But it’s the interactions that bothered me the most. The big shtick of the first Avengers movie was seeing all these characters interacting with each other. The big shtick of Infinity War was seeing all these characters interacting with each other, but this time with even more characters from other bland Marvel movies.
And that’s why it bothers me so much that the actual interactions are not good or interesting or well written.
Here’s the formula for how Marvel characters talk to other Marvel characters in these movies. Specifically, this refers to the big crossover interactions, like Thor with the Guardians people.
Character 1: Something that establishes their one defining character trait (occasionally includes their physical appearance).
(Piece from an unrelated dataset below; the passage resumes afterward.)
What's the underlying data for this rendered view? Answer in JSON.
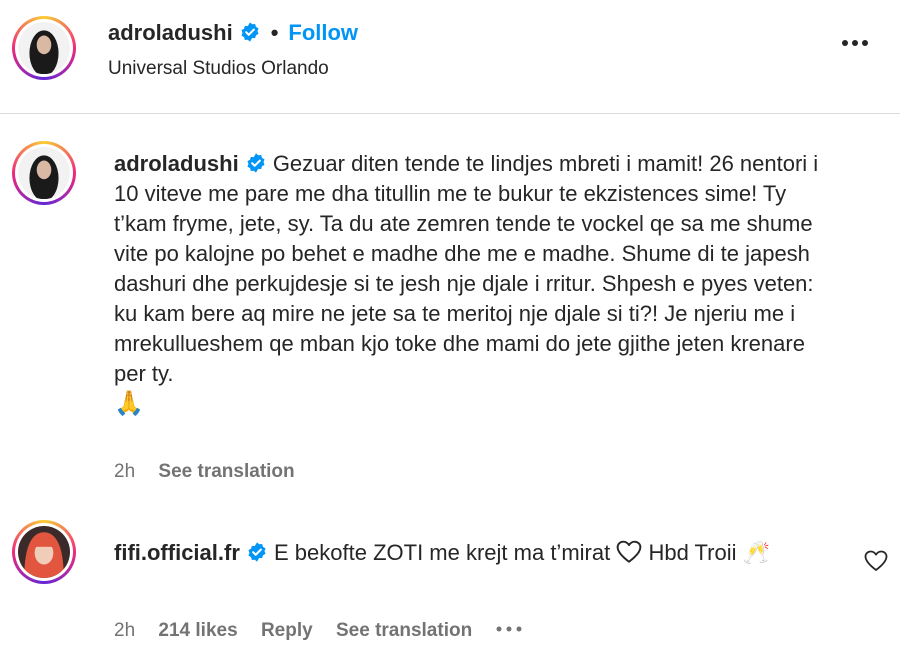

Character 2: Something that establishes their own defining character trait.
Character 1: Acknowledges the other character’s defining trait.
Character 2: Wink to the audience regarding their own or the other character’s defining trait.
Oh, I almost forgot, there’s an alternate formula that gets used when the tone of the scene is too serious for goofy lines:
Character 1: Nods at other character.
Character 2: Nods at other character.
This is not impressive writing, and it’s definitely not groundbreaking in any sense. But, when we judge the dialogue and interactions against those we find in other superhero movies, it suddenly sounds great.
Likewise, the humor we find in this dialogue isn’t that funny, but it’s at least kind of funny, which automatically makes it 100x funnier than anything in The Dark Knight or Watchmen or X-Men: Days of Future Past, etc.
The other reason so many people love these little moments is simple: crossover episodes are neat.
I know, it sounds like an oversimplification, but it’s the truth.
Crossovers are just fun. They create a very strong sense of dramatic irony, ya know, the kind of irony where you know something the characters don’t. You get to feel powerful and in-the-know. It feels like when you bring a grownup friend back to your hometown to meet your high school buddies. It’s exciting, and they’re all cool people so they’ll probably like each other just fine.
This is why crossover episodes became a staple of American television decades ago. It’s neat-o to see Mork hang out with the Happy Days crowd. Peter Griffin on The Simpsons? Yes please!
Or, for someone closer to my age, I should go ahead and mention the most significant television event of all time, The Jimmy Timmy Power Hour of 2004.
I can’t tell you how excited I was for that special. Both characters felt like my friends thanks to parasocial weirdness, and when I finally got to seen them on the screen together, I was disappointed they didn’t spend the whole thing side by side.
While Jimmy and Timmy had to work out some weird science-y problem, I could sit back and enjoy. Only the audience receives the full benefits of the crossover, and we always want more.
But with Marvel, it just didn’t work for me.
I had no special feelings for these characters. I had watched all their standalone movies and still nothing. They didn’t feel like people. They never felt like anything other than paper-thin movie guys who zoom around and fix problems because that’s what the movie needs them to do. Somehow, after many hours of screentime, they hadn’t actually been developed. Had any of them even cried? Even once? Thanos does, I know that. But as for the Avengers, I never once felt their pain. I never felt like I’d want to be friends with them. I never wanted them to make the transition to the real world. They had nothing to offer me, so when they all got together, it felt the same as before: movie characters spitting out formulaic nonsense at one another, all in the service of getting us to the next big action scene where they’d zoom around and fix things by working together.
If the characters were the Marvel movies’ ace in the hole, it’s no wonder that I felt nothing when some of them “died.” And it didn’t help that I knew the “dead” ones would be coming back soon enough, ready to zoom around and fix things. Not like people, not even a little.
Coming next time: the visuals.